The concert hall provides so many things that, to the initiated at least, hide in plain sight. A theatrical, architectural, and spatial focus on the stage and on the musical experience is one; a social environment is another, whether it is in the bars at the interval or in people-watching from your seat. The concert event is also a reason to leave the house, to travel to a specific location, to make a journey, whether as a solemn pilgrimage or boozy night out.
All this, of course, has changed. For how long, we do not know. What was implicit in the concert hall is revealed to some extent when tuning in to concerts from home. There are choices to be made: where to listen, how to listen, with whom to listen. Is this to be consumed privately on a laptop in a corner of the house or is it the main event on the living room TV? Is there an adequately comfortable chair? (Also no small issue in the concert hall incidentally.) Most importantly: do we have enough wine?
We flick between a Chamber Music Scotland concert with Esther Swift, harpist and singer, and a Quarantine Soirée with the Budapest Festival Orchestra. Already this is a novelty. While standing up and leaving is always an option in a live concert, however frowned upon, any digital offering will be in competition with thousands of other streams, talking heads and entertainments. We chat during the pieces – should we switch over? – and move more demonstrably with the music in these less formal surroundings.
Ivan Fischer’s prerecorded introduction welcomes us to the Soirée. He sits by the piano, speaking softly. One of his grey hairs has fallen and attached itself to his jumper. The scene cuts to some musicians in what looks like a large rehearsal hall. They shuffle on and assume their positions, turn their pages. There is one camera view, more or less centred. Different ensembles come and go, playing fairly light chamber music repertoire with acceptable audio quality. At the end of each piece they bow to the silent audience.
Swift’s concert is a rather more homely affair. From her cosy living room, she can easily segue from speaking directly to the camera to playing her folk-inflected songs. There is a feeling of intimacy in this, one that would have been ruined if 50 people were to try and break down her door.
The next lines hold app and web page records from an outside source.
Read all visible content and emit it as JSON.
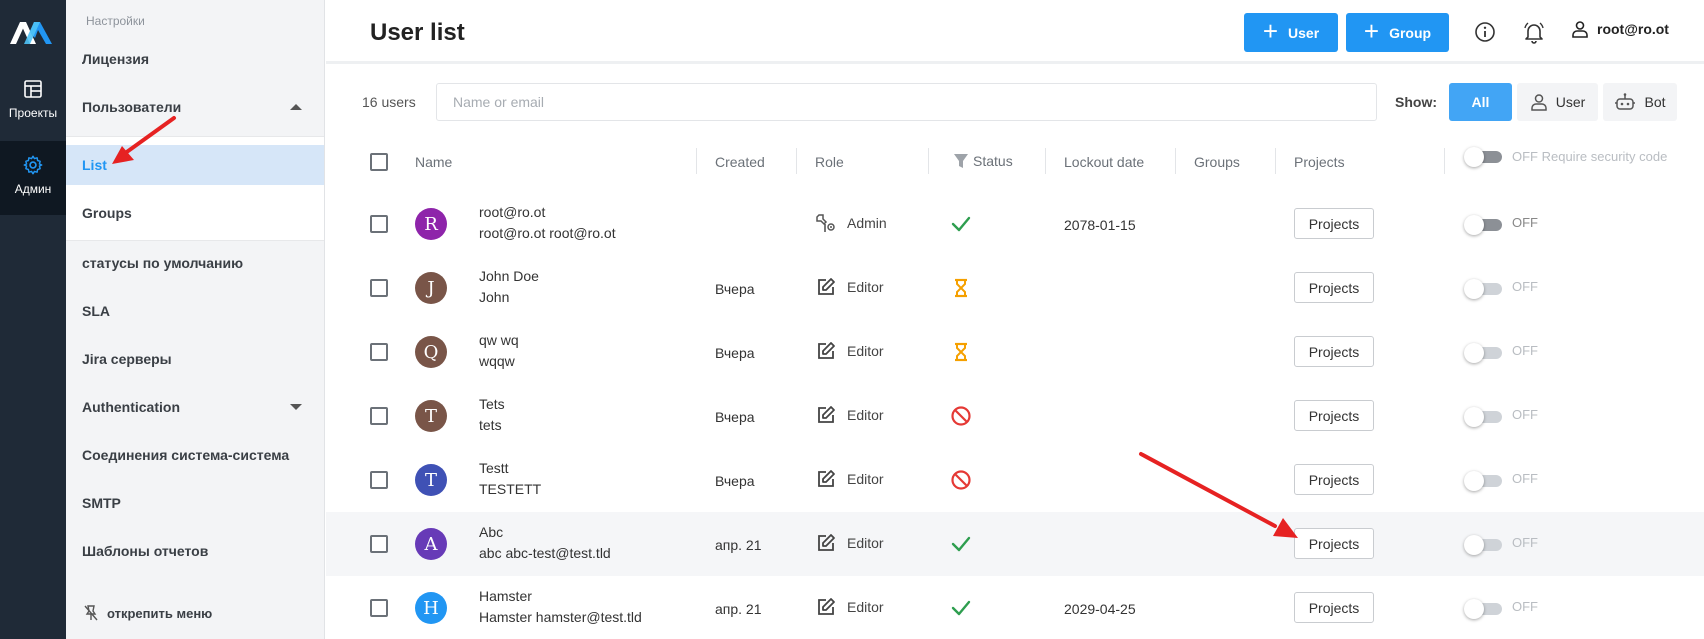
{
  "rail": {
    "items": [
      {
        "label": "Проекты",
        "icon": "dashboard-icon"
      },
      {
        "label": "Админ",
        "icon": "gear-icon"
      }
    ]
  },
  "sidebar": {
    "header": "Настройки",
    "items": [
      {
        "label": "Лицензия"
      },
      {
        "label": "Пользователи",
        "expanded": true
      },
      {
        "label": "List",
        "active": true
      },
      {
        "label": "Groups"
      },
      {
        "label": "статусы по умолчанию"
      },
      {
        "label": "SLA"
      },
      {
        "label": "Jira серверы"
      },
      {
        "label": "Authentication",
        "expanded": false
      },
      {
        "label": "Соединения система-система"
      },
      {
        "label": "SMTP"
      },
      {
        "label": "Шаблоны отчетов"
      }
    ],
    "unpin_label": "открепить меню"
  },
  "header": {
    "title": "User list",
    "add_user_label": "User",
    "add_group_label": "Group",
    "current_user": "root@ro.ot"
  },
  "toolbar": {
    "count": "16 users",
    "search_placeholder": "Name or email",
    "show_label": "Show:",
    "filters": [
      "All",
      "User",
      "Bot"
    ],
    "active_filter": "All"
  },
  "table": {
    "columns": [
      "Name",
      "Created",
      "Role",
      "Status",
      "Lockout date",
      "Groups",
      "Projects"
    ],
    "security_toggle_label": "OFF Require security code",
    "rows": [
      {
        "initial": "R",
        "avatar_color": "#8e24aa",
        "name": "root@ro.ot",
        "sub": "root@ro.ot root@ro.ot",
        "created": "",
        "role": "Admin",
        "role_icon": "admin-tools-icon",
        "status": "active",
        "lockout": "2078-01-15",
        "projects_label": "Projects",
        "toggle": "OFF"
      },
      {
        "initial": "J",
        "avatar_color": "#795548",
        "name": "John Doe",
        "sub": "John",
        "created": "Вчера",
        "role": "Editor",
        "role_icon": "edit-icon",
        "status": "pending",
        "lockout": "",
        "projects_label": "Projects",
        "toggle": "OFF"
      },
      {
        "initial": "Q",
        "avatar_color": "#795548",
        "name": "qw wq",
        "sub": "wqqw",
        "created": "Вчера",
        "role": "Editor",
        "role_icon": "edit-icon",
        "status": "pending",
        "lockout": "",
        "projects_label": "Projects",
        "toggle": "OFF"
      },
      {
        "initial": "T",
        "avatar_color": "#795548",
        "name": "Tets",
        "sub": "tets",
        "created": "Вчера",
        "role": "Editor",
        "role_icon": "edit-icon",
        "status": "blocked",
        "lockout": "",
        "projects_label": "Projects",
        "toggle": "OFF"
      },
      {
        "initial": "T",
        "avatar_color": "#3f51b5",
        "name": "Testt",
        "sub": "TESTETT",
        "created": "Вчера",
        "role": "Editor",
        "role_icon": "edit-icon",
        "status": "blocked",
        "lockout": "",
        "projects_label": "Projects",
        "toggle": "OFF"
      },
      {
        "initial": "A",
        "avatar_color": "#673ab7",
        "name": "Abc",
        "sub": "abc abc-test@test.tld",
        "created": "апр. 21",
        "role": "Editor",
        "role_icon": "edit-icon",
        "status": "active",
        "lockout": "",
        "projects_label": "Projects",
        "toggle": "OFF"
      },
      {
        "initial": "H",
        "avatar_color": "#2196f3",
        "name": "Hamster",
        "sub": "Hamster hamster@test.tld",
        "created": "апр. 21",
        "role": "Editor",
        "role_icon": "edit-icon",
        "status": "active",
        "lockout": "2029-04-25",
        "projects_label": "Projects",
        "toggle": "OFF"
      }
    ]
  },
  "colors": {
    "accent": "#2196f3",
    "rail_bg": "#1f2a37",
    "status_ok": "#2e9e4f",
    "status_pending": "#f5a000",
    "status_blocked": "#e53935",
    "annotation_arrow": "#e62222"
  }
}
The camera reveals a view and atmosphere that is otherwise impossible to produce.
Unfortunately, the connection is variable at various points, leading to breaks in the music. The effect of this on the aesthetic experience cannot be overstated. Liveness requires a continuity of perception, even if spontaneity, mistakes and some rough edges are also its by-products.
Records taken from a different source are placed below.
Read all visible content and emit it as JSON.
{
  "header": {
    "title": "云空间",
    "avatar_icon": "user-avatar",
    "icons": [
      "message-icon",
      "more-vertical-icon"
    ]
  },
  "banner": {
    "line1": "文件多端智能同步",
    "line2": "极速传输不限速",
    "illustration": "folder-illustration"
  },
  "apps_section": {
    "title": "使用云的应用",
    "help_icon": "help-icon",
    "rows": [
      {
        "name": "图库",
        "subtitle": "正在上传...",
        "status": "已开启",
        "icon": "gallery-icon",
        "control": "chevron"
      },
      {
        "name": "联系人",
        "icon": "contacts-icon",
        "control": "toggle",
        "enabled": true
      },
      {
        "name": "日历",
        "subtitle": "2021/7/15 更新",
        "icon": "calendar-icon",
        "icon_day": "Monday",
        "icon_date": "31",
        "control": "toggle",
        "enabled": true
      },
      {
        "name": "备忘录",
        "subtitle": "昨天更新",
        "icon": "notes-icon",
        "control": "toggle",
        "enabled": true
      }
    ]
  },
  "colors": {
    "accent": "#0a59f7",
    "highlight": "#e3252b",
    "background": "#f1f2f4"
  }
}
What these tentative first steps in online musicking reveal is that there is potential for new experiences but that digital must be engaged with on its own terms: best practice does not see it as an opportunity to reproduce what was done before. The first question must be: what can digital offer that the regular concert experience cannot?
The answer to this is not a one-camera recorded concert for an orchestra’s usual audience, however much we want to keep this loyal audience engaged. If an orchestra offers a performance of a Beethoven Symphony, there is little that such a recording would offer me that any number of YouTube videos cannot, especially as I have recently taken up the Berlin Philharmonic on a free trial of their Digital Concert Hall. This is not only a question of entrenched orchestral hierarchy: if the Berlin Phil themselves decided to perform the piece live, it would be rendered rather redundant by their own platform for their recordings.
Why won’t a concert do? How things look, and, perhaps more importantly, how warm and engaging people are is vitally important. Presentation is part of the aesthetic experience. Television should not be emulated unthinkingly here but it can be learned from: awkward shuffling and mumbling is not usually tolerated, the British Prime Minister notwithstanding.
There must be something in the experience that engages with the multiple perspectives and temporalities that digital content can offer. Is this an opportunity to get inside the orchestra like never before? To see it work from different angles simultaneously? To hear the inner thoughts of its players?
At a recent meeting, Stefan Rosu (intendant philharmonie zuidnederland) said that the most readily-engaged classical music videos are masterclasses. If flawless performance is not to be the ultimate goal of orchestral digital presentations, then learning about the artform and its personnel may be a useful substitute. This would of course be of interest to regular concert goers in the South Netherlands, but it should also offer something to the internet at large. The digital audience is, after all, distributed in a manner quite unlike a place-based arts institution.
The challenges of these times and this medium are by no means small, indeed television itself has only sporadically managed to do justice to classical music content. Thankfully, no one is expected to achieve great things alone. It is through new creative partnerships with video and audio professionals, programmers and web designers that progress can be made. Nor is it simply about technological and musical quality: the best microphones picking up the finest players in the world would certainly be a pleasure but would not advance these issues in a meaningful fashion. Engaging with what the medium has to offer might just be the start of moving in the right direction.